SESSION 1 MEETING SUMMARY, November 25, 2015

NOVEMBER 25, 2015

On November 25th a diverse range of individuals with disabilities gathered for the first time to discuss voluntary accessibility certification for business. Participants from the disability community included those with auditory, visual and mobility disabilities, along with advocacy organizations and service providers.  Participants collaborated in a roundtable setting to discuss accessibility barriers and challenges around the development of a third party independent certification model.  With over 25 participants in attendance, the dialogue was rich in perspective.

Participants shared stories and experiences that supported a compelling business case for accessibility certification. They were encouraged to share their stories and are invited to continue sharing through the Share Your Story section to support the business case for being more accessible.
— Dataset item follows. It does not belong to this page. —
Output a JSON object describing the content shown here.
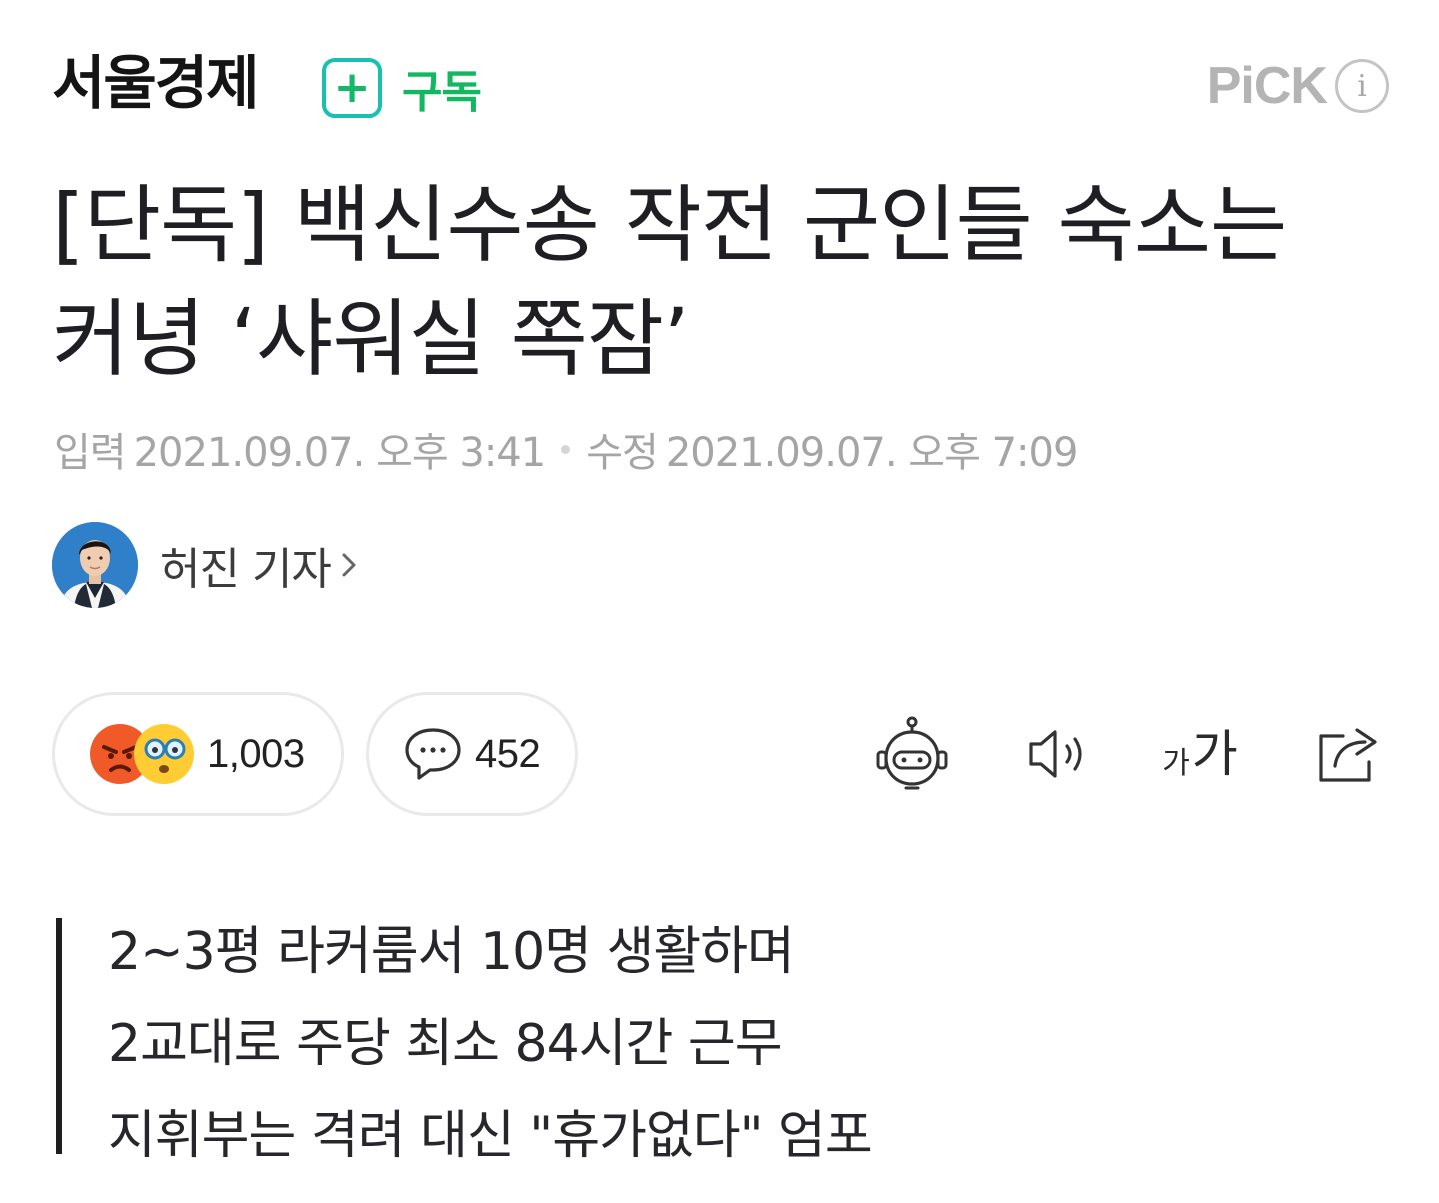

Many themes were explored regarding the current challenges for embracing accessibility, the opportunities for improvement, and the viability of a certification model to unify and promote cultural change. Developing such a model will require input from multiple stakeholders, working through complex issues together to arrive at solutions that are simple and achievable for businesses, and provide clear incentives for action. A key question for future sessions is: Can the communities participating in this process agree on a clear set of priority actions that would enhance accessibility for consumers?

Noted challenges from today’s session that could be addressed through certification include a general lack of awareness regarding accessible business and the need for both business and people with disabilities to address attitudinal barriers. Participants expressed concern that often their contributions and suggestions do not inform the actual outcome due to lack of transparency. As well, participants expressed a concern that a certification model must not be “a piece of paper with no teeth.”

With these concerns in mind, participants also advanced strategies for advancing accessibility, which included a best-practices checklist; the use of examples of accessible practice in action; testimonials for business people from colleagues; mentorships between businesses, and mentorships between individuals.

The value of this type of grassroots effort is that it avoids an over-reliance on government, and empowers change by placing the responsibility for design on those who will potentially be impacted most. A scenario in which businesses, acting as “change champions” and jointly working with a wide representation of  individuals with disabilities, is an example of an effective grassroots effort that may  result in wide-scale change. To obtain this type of buy-in among stakeholders, there needs to be a combination of mentorship, education, competition, and incentives.  Furthermore, leveraging and building on existing programs and infrastructure will drive scalability.  

A more detailed summary will follow and the dialogue continues through more face-to-face sessions and through on-line participation at  Please share your thoughts, stories, and post data to support the journey. 

The next roundtable takes place on Fri Nov 27.